Exercise requirements.
Print the data once more, exactly as supplied.

[Input data — start]

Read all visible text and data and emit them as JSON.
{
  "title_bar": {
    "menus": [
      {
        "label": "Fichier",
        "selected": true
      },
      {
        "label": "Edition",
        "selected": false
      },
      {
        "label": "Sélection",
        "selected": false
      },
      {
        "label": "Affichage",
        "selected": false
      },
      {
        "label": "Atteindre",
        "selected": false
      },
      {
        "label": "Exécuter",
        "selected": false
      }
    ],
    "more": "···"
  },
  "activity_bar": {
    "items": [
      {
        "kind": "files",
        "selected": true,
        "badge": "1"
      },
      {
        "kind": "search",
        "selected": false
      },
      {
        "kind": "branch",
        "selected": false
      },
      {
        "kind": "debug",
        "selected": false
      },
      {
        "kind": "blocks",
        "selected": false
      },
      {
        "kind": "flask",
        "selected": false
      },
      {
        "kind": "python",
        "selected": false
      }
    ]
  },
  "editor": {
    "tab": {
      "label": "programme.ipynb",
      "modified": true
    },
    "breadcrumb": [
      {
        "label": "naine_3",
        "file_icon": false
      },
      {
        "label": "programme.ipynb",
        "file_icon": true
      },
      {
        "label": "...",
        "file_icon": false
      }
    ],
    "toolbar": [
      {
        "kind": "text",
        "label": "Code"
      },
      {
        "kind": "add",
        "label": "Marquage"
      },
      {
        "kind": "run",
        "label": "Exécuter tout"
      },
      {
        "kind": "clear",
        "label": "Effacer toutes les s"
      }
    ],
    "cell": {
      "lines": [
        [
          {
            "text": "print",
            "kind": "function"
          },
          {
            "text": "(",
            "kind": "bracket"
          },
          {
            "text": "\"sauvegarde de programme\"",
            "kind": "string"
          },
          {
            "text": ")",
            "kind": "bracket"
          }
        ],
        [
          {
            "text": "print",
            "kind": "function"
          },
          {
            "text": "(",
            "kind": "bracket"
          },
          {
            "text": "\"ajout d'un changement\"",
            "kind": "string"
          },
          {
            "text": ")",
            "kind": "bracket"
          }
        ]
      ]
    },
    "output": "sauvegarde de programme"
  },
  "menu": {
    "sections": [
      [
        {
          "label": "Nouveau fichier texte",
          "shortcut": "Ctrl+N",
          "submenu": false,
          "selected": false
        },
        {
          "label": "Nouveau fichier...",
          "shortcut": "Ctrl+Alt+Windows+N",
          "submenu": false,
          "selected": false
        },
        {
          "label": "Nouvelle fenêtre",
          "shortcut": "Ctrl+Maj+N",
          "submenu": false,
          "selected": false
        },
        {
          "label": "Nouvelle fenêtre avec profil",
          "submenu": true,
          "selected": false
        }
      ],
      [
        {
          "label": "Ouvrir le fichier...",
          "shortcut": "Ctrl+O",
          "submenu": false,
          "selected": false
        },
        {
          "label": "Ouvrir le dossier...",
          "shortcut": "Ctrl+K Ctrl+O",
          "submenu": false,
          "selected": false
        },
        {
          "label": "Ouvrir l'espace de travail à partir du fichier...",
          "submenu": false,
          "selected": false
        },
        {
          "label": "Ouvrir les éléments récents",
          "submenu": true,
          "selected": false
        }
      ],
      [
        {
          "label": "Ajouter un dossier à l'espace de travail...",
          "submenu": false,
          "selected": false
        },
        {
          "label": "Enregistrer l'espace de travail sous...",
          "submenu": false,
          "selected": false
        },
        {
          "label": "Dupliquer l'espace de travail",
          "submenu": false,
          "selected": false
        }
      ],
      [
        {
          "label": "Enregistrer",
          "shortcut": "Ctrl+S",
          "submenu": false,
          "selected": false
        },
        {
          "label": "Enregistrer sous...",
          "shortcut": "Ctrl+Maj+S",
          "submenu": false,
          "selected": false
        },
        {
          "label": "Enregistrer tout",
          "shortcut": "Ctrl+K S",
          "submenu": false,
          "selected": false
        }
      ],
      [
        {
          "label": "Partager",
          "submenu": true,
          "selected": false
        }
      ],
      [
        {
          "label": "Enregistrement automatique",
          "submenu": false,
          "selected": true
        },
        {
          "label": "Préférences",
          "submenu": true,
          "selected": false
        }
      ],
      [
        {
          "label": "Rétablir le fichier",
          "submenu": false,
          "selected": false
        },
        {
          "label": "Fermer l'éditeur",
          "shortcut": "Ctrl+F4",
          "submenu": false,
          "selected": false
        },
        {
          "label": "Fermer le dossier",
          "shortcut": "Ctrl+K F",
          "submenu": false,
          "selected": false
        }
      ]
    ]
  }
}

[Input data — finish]

Result for this exercise.
Read all visible text and data and emit them as JSON.
{
  "title_bar": {
    "menus": [
      {
        "label": "Fichier",
        "selected": true
      },
      {
        "label": "Edition",
        "selected": false
      },
      {
        "label": "Sélection",
        "selected": false
      },
      {
        "label": "Affichage",
        "selected": false
      },
      {
        "label": "Atteindre",
        "selected": false
      },
      {
        "label": "Exécuter",
        "selected": false
      }
    ],
    "more": "···"
  },
  "activity_bar": {
    "items": [
      {
        "kind": "files",
        "selected": true,
        "badge": "1"
      },
      {
        "kind": "search",
        "selected": false
      },
      {
        "kind": "branch",
        "selected": false
      },
      {
        "kind": "debug",
        "selected": false
      },
      {
        "kind": "blocks",
        "selected": false
      },
      {
        "kind": "flask",
        "selected": false
      },
      {
        "kind": "python",
        "selected": false
      }
    ]
  },
  "editor": {
    "tab": {
      "label": "programme.ipynb",
      "modified": true
    },
    "breadcrumb": [
      {
        "label": "naine_3",
        "file_icon": false
      },
      {
        "label": "programme.ipynb",
        "file_icon": true
      },
      {
        "label": "...",
        "file_icon": false
      }
    ],
    "toolbar": [
      {
        "kind": "text",
        "label": "Code"
      },
      {
        "kind": "add",
        "label": "Marquage"
      },
      {
        "kind": "run",
        "label": "Exécuter tout"
      },
      {
        "kind": "clear",
        "label": "Effacer toutes les s"
      }
    ],
    "cell": {
      "lines": [
        [
          {
            "text": "print",
            "kind": "function"
          },
          {
            "text": "(",
            "kind": "bracket"
          },
          {
            "text": "\"sauvegarde de programme\"",
            "kind": "string"
          },
          {
            "text": ")",
            "kind": "bracket"
          }
        ],
        [
          {
            "text": "print",
            "kind": "function"
          },
          {
            "text": "(",
            "kind": "bracket"
          },
          {
            "text": "\"ajout d'un changement\"",
            "kind": "string"
          },
          {
            "text": ")",
            "kind": "bracket"
          }
        ]
      ]
    },
    "output": "sauvegarde de programme"
  },
  "menu": {
    "sections": [
      [
        {
          "label": "Nouveau fichier texte",
          "shortcut": "Ctrl+N",
          "submenu": false,
          "selected": false
        },
        {
          "label": "Nouveau fichier...",
          "shortcut": "Ctrl+Alt+Windows+N",
          "submenu": false,
          "selected": false
        },
        {
          "label": "Nouvelle fenêtre",
          "shortcut": "Ctrl+Maj+N",
          "submenu": false,
          "selected": false
        },
        {
          "label": "Nouvelle fenêtre avec profil",
          "submenu": true,
          "selected": false
        }
      ],
      [
        {
          "label": "Ouvrir le fichier...",
          "shortcut": "Ctrl+O",
          "submenu": false,
          "selected": false
        },
        {
          "label": "Ouvrir le dossier...",
          "shortcut": "Ctrl+K Ctrl+O",
          "submenu": false,
          "selected": false
        },
        {
          "label": "Ouvrir l'espace de travail à partir du fichier...",
          "submenu": false,
          "selected": false
        },
        {
          "label": "Ouvrir les éléments récents",
          "submenu": true,
          "selected": false
        }
      ],
      [
        {
          "label": "Ajouter un dossier à l'espace de travail...",
          "submenu": false,
          "selected": false
        },
        {
          "label": "Enregistrer l'espace de travail sous...",
          "submenu": false,
          "selected": false
        },
        {
          "label": "Dupliquer l'espace de travail",
          "submenu": false,
          "selected": false
        }
      ],
      [
        {
          "label": "Enregistrer",
          "shortcut": "Ctrl+S",
          "submenu": false,
          "selected": false
        },
        {
          "label": "Enregistrer sous...",
          "shortcut": "Ctrl+Maj+S",
          "submenu": false,
          "selected": false
        },
        {
          "label": "Enregistrer tout",
          "shortcut": "Ctrl+K S",
          "submenu": false,
          "selected": false
        }
      ],
      [
        {
          "label": "Partager",
          "submenu": true,
          "selected": false
        }
      ],
      [
        {
          "label": "Enregistrement automatique",
          "submenu": false,
          "selected": true
        },
        {
          "label": "Préférences",
          "submenu": true,
          "selected": false
        }
      ],
      [
        {
          "label": "Rétablir le fichier",
          "submenu": false,
          "selected": false
        },
        {
          "label": "Fermer l'éditeur",
          "shortcut": "Ctrl+F4",
          "submenu": false,
          "selected": false
        },
        {
          "label": "Fermer le dossier",
          "shortcut": "Ctrl+K F",
          "submenu": false,
          "selected": false
        }
      ]
    ]
  }
}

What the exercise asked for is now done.